PROBLEM DESCRIPTION -
In the listing below, which lines contain the string "image"? Copy them all.

EXERCISE DATA -

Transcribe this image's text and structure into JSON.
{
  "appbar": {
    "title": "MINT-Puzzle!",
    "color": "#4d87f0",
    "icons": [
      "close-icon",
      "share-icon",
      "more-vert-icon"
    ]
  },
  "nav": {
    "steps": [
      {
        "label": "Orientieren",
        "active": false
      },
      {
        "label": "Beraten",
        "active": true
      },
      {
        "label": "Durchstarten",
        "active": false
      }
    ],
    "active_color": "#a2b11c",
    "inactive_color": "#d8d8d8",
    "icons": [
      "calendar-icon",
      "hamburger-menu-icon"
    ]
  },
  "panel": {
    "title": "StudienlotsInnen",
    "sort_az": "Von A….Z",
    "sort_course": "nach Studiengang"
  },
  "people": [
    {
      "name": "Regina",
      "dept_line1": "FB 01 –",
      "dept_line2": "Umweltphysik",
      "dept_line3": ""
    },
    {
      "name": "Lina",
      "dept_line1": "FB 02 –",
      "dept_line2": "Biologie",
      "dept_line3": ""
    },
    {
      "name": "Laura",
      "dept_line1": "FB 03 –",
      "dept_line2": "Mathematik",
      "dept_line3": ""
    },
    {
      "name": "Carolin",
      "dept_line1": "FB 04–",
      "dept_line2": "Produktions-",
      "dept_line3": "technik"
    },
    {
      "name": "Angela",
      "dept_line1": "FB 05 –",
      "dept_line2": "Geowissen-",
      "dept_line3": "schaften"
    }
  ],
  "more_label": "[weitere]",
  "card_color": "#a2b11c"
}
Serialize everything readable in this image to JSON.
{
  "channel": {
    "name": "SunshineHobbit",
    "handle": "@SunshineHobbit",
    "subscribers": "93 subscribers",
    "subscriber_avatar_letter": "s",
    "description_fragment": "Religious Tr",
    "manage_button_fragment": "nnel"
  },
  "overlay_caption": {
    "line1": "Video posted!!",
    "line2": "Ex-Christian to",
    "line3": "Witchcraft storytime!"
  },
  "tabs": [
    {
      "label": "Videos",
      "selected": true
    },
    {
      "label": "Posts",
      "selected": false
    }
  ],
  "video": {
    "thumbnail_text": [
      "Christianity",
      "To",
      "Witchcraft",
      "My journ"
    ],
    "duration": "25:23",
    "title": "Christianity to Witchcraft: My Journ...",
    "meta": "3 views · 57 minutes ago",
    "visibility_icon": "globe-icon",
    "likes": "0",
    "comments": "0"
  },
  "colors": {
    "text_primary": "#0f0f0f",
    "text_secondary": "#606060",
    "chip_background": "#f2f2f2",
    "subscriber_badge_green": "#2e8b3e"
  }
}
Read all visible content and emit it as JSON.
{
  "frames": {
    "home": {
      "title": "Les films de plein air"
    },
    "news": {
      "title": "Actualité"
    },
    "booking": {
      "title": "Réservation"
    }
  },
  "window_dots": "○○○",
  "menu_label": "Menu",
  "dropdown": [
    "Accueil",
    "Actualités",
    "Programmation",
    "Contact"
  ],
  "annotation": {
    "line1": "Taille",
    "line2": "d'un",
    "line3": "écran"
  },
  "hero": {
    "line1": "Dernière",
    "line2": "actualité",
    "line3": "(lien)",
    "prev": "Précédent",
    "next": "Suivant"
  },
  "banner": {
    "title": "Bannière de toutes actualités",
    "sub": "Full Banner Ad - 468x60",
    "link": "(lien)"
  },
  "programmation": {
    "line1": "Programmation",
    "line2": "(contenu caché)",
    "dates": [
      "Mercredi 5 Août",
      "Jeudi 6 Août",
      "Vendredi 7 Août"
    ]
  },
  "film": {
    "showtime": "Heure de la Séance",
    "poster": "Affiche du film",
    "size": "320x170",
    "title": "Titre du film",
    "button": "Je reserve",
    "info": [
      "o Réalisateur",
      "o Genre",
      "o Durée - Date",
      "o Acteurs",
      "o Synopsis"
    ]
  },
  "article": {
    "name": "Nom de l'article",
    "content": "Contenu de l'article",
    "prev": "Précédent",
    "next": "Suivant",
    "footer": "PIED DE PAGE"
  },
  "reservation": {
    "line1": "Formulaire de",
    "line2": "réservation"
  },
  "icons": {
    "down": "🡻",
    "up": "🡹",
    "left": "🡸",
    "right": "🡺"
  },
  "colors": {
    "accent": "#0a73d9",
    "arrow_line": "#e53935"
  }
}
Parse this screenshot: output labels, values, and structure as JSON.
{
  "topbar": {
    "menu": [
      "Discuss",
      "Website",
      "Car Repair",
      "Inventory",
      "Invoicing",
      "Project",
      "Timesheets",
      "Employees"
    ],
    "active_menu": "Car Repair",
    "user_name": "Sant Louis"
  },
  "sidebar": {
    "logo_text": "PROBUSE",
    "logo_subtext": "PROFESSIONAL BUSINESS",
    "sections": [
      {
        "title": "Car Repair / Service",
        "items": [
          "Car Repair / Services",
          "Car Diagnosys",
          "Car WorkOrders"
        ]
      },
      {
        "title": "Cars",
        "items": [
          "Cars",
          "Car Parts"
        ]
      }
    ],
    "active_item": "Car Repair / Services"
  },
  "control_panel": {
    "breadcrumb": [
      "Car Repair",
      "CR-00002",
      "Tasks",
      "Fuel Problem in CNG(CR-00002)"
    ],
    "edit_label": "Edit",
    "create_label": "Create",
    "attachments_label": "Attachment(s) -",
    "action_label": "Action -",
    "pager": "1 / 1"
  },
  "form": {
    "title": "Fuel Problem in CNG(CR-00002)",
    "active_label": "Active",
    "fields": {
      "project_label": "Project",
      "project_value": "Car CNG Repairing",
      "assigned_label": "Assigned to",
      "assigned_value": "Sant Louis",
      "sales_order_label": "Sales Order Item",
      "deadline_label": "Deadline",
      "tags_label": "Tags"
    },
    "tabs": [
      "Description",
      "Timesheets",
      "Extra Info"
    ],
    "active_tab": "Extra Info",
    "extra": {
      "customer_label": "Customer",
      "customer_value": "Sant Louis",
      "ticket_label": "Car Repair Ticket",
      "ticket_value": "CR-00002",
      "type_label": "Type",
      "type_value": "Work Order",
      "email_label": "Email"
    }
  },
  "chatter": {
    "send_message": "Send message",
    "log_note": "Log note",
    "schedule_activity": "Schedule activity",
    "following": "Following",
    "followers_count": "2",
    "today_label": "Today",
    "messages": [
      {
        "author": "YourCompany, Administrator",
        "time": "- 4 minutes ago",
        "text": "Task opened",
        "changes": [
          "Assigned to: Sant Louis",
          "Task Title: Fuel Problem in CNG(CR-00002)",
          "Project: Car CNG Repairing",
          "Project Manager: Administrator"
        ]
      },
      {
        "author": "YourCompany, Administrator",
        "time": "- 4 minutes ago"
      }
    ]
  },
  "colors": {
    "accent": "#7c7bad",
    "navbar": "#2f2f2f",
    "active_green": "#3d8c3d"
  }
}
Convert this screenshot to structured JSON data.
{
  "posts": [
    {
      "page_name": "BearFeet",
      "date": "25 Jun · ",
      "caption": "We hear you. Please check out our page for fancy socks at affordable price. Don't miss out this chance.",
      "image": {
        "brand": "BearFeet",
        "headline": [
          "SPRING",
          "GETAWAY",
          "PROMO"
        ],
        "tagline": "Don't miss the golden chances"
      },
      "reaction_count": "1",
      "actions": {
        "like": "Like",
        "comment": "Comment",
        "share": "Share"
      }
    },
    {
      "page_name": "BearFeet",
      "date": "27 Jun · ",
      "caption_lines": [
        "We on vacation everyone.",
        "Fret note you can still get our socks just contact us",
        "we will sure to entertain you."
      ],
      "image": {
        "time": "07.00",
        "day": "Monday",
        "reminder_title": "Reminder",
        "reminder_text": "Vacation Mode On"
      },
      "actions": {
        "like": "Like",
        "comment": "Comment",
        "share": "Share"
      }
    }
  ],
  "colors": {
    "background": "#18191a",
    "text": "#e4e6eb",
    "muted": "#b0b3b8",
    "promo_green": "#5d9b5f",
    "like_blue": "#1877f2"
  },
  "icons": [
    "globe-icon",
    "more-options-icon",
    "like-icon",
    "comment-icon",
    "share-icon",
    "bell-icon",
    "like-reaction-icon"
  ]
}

OUTPUT FOR THIS EXERCISE -
Transcribe this image's text and structure into JSON.
Serialize everything readable in this image to JSON.
      "image": {
      "image": {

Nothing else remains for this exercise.